The massive oscillation in energy prices in many EU countries should have some influence on the current negotiations for annual coil supply contracts for next year, Kallanish notes.
Following a historic peak in August, prices for electricity and gas in Germany had come down by October to levels seen back in January – the time when most annual contracts for 2022 were signed. Hence, October would have been the ideal time for negotiating parties in the upcoming talks, as it simplified the basis of comparison, one German consultant remarks. At that time, however, distributors’ inventories were still too saturated to think of replenishing.
Meanwhile, energy prices have surged again and buyers may need to prepare for higher steel prices if mills are successful in handing down the cost.
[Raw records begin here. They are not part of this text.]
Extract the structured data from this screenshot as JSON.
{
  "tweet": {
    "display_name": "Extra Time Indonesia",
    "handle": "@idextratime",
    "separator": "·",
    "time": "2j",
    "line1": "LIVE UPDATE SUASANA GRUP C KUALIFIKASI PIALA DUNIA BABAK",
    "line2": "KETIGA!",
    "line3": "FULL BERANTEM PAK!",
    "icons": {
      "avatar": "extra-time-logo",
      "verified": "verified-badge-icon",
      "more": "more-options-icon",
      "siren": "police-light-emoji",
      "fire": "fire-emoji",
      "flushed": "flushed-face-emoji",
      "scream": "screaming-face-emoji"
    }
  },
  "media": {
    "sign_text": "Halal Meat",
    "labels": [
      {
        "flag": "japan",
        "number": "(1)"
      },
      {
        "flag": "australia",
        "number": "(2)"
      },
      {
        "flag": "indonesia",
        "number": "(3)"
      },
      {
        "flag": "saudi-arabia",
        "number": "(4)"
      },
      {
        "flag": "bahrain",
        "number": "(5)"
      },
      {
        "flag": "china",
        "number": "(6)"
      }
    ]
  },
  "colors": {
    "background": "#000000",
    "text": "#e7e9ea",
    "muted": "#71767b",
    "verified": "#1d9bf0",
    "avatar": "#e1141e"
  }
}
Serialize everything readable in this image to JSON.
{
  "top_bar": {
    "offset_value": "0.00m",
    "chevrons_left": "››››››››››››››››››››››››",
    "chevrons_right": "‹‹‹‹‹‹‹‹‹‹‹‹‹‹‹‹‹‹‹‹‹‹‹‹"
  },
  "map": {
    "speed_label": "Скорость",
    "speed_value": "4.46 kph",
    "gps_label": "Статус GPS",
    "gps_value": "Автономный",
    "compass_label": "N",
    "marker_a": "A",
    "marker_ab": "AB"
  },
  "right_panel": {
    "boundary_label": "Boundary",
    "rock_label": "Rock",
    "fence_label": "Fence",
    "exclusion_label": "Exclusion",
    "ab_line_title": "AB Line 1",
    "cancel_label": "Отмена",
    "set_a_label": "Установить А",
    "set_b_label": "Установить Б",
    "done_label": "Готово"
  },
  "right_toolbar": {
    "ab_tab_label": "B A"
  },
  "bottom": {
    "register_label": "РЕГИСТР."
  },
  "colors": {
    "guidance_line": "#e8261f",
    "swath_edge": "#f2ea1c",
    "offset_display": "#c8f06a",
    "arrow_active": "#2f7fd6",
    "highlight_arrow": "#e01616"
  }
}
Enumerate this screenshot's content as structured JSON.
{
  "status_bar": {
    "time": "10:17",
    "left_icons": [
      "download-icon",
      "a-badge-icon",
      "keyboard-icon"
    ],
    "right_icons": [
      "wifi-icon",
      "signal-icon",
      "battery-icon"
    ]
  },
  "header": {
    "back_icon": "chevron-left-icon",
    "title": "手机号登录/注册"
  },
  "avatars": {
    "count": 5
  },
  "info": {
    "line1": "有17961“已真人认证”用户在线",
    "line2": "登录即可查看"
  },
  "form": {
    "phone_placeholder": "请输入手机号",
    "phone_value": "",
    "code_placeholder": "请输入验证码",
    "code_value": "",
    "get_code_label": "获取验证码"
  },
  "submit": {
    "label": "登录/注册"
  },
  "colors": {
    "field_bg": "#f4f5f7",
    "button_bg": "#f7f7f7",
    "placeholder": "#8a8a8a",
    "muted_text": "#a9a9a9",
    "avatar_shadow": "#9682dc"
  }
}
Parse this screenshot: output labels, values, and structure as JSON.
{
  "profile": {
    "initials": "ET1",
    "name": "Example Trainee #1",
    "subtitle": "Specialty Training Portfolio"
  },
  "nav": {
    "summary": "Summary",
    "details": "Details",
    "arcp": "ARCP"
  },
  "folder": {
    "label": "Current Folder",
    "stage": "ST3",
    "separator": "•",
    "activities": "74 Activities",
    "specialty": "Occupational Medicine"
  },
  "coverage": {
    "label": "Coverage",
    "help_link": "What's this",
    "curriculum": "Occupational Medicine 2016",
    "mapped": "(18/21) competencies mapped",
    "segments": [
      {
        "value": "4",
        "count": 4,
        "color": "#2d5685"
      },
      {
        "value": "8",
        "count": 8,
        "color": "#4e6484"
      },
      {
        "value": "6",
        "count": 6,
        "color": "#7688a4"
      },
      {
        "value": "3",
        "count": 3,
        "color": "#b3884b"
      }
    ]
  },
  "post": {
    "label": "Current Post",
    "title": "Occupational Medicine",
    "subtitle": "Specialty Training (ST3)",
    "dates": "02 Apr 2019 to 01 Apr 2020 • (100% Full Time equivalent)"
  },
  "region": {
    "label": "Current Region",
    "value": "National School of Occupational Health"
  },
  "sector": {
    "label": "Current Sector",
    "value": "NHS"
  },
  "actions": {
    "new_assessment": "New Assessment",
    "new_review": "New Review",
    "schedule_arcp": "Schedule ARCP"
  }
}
And it seems they are, as spot prices appear to have bottomed out and are set to increase.
According to the consultant, talks are in full swing “with widely diverging ideas on pricing”. He adds: “Serious offers from the mills came in only in very late November or the first week of December.” He says mills are meanwhile basing their argumentation on last January’s contracts, then at around €1,000/tonne for hot rolled coil.
A Dutch service centre manager sees “offered [contract] base prices are at least around €850/t”, and that this figure is likely to go up. The impression is confirmed by other observers, with one proposing that €50/t more should be possible if sentiment keeps brightening, as it seems to be doing at the moment.
The gap could be even wider, the German consultant finds. After talking to various buyers, he sees a gap of €120-180/t between figures currently circulating, and still wider, if set against the spot market for comparison. HRC spot market quotes at below €650 are diminishing, with quotes inching towards €680 heard more often now.
According to a Dutch service centre manager, mills “do stand somewhat stronger now in their negotiating position”. He notes that delivery times have stretched until the end of February or first half of March 2023, and that the automotive supply chain has recovered noticeably. “Daily prices are now rising,” he says, and notes that “we think it is realistic to expect a rising trend in current steel prices for the foreseeable future.”
Christian Koehl Germany